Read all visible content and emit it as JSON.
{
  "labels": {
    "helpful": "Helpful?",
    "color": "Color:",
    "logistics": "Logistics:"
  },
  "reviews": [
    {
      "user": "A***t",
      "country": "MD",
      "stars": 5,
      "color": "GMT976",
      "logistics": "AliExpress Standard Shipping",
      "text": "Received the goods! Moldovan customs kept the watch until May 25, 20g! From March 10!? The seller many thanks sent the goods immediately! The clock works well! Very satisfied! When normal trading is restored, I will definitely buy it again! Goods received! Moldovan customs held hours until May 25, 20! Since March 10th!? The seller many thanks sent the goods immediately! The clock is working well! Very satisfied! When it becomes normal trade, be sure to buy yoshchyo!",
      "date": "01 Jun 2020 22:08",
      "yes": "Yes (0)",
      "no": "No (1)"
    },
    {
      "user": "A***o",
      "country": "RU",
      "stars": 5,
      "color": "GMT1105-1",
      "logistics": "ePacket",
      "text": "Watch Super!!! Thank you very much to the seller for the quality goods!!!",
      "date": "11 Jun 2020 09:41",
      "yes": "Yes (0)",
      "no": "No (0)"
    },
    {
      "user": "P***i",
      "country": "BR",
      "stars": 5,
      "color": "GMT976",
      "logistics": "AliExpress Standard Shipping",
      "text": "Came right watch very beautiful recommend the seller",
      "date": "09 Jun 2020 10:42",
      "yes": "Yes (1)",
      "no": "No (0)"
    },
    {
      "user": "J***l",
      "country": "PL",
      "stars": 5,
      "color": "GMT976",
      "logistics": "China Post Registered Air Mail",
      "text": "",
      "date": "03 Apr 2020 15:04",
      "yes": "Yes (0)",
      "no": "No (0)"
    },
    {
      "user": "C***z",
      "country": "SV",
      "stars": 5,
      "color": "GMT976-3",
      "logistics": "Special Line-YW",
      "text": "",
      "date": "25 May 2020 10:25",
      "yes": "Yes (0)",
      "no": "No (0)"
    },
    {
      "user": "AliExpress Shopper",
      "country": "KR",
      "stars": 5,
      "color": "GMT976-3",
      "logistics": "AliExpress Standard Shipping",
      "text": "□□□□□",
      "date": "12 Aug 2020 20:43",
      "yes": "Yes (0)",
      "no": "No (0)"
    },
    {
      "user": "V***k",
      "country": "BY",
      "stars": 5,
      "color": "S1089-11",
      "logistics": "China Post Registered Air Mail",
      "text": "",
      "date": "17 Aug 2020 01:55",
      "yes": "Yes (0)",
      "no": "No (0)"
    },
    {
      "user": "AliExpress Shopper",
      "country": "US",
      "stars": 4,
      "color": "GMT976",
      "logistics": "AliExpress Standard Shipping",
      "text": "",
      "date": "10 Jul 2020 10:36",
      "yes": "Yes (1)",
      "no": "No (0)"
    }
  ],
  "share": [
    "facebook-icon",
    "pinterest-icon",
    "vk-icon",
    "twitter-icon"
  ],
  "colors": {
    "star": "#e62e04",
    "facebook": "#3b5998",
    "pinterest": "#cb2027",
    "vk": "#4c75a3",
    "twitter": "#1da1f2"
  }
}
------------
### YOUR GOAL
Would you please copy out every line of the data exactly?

### RESPONSE FOR THIS EXERCISE
Read all visible content and emit it as JSON.
{
  "labels": {
    "helpful": "Helpful?",
    "color": "Color:",
    "logistics": "Logistics:"
  },
  "reviews": [
    {
      "user": "A***t",
      "country": "MD",
      "stars": 5,
      "color": "GMT976",
      "logistics": "AliExpress Standard Shipping",
      "text": "Received the goods! Moldovan customs kept the watch until May 25, 20g! From March 10!? The seller many thanks sent the goods immediately! The clock works well! Very satisfied! When normal trading is restored, I will definitely buy it again! Goods received! Moldovan customs held hours until May 25, 20! Since March 10th!? The seller many thanks sent the goods immediately! The clock is working well! Very satisfied! When it becomes normal trade, be sure to buy yoshchyo!",
      "date": "01 Jun 2020 22:08",
      "yes": "Yes (0)",
      "no": "No (1)"
    },
    {
      "user": "A***o",
      "country": "RU",
      "stars": 5,
      "color": "GMT1105-1",
      "logistics": "ePacket",
      "text": "Watch Super!!! Thank you very much to the seller for the quality goods!!!",
      "date": "11 Jun 2020 09:41",
      "yes": "Yes (0)",
      "no": "No (0)"
    },
    {
      "user": "P***i",
      "country": "BR",
      "stars": 5,
      "color": "GMT976",
      "logistics": "AliExpress Standard Shipping",
      "text": "Came right watch very beautiful recommend the seller",
      "date": "09 Jun 2020 10:42",
      "yes": "Yes (1)",
      "no": "No (0)"
    },
    {
      "user": "J***l",
      "country": "PL",
      "stars": 5,
      "color": "GMT976",
      "logistics": "China Post Registered Air Mail",
      "text": "",
      "date": "03 Apr 2020 15:04",
      "yes": "Yes (0)",
      "no": "No (0)"
    },
    {
      "user": "C***z",
      "country": "SV",
      "stars": 5,
      "color": "GMT976-3",
      "logistics": "Special Line-YW",
      "text": "",
      "date": "25 May 2020 10:25",
      "yes": "Yes (0)",
      "no": "No (0)"
    },
    {
      "user": "AliExpress Shopper",
      "country": "KR",
      "stars": 5,
      "color": "GMT976-3",
      "logistics": "AliExpress Standard Shipping",
      "text": "□□□□□",
      "date": "12 Aug 2020 20:43",
      "yes": "Yes (0)",
      "no": "No (0)"
    },
    {
      "user": "V***k",
      "country": "BY",
      "stars": 5,
      "color": "S1089-11",
      "logistics": "China Post Registered Air Mail",
      "text": "",
      "date": "17 Aug 2020 01:55",
      "yes": "Yes (0)",
      "no": "No (0)"
    },
    {
      "user": "AliExpress Shopper",
      "country": "US",
      "stars": 4,
      "color": "GMT976",
      "logistics": "AliExpress Standard Shipping",
      "text": "",
      "date": "10 Jul 2020 10:36",
      "yes": "Yes (1)",
      "no": "No (0)"
    }
  ],
  "share": [
    "facebook-icon",
    "pinterest-icon",
    "vk-icon",
    "twitter-icon"
  ],
  "colors": {
    "star": "#e62e04",
    "facebook": "#3b5998",
    "pinterest": "#cb2027",
    "vk": "#4c75a3",
    "twitter": "#1da1f2"
  }
}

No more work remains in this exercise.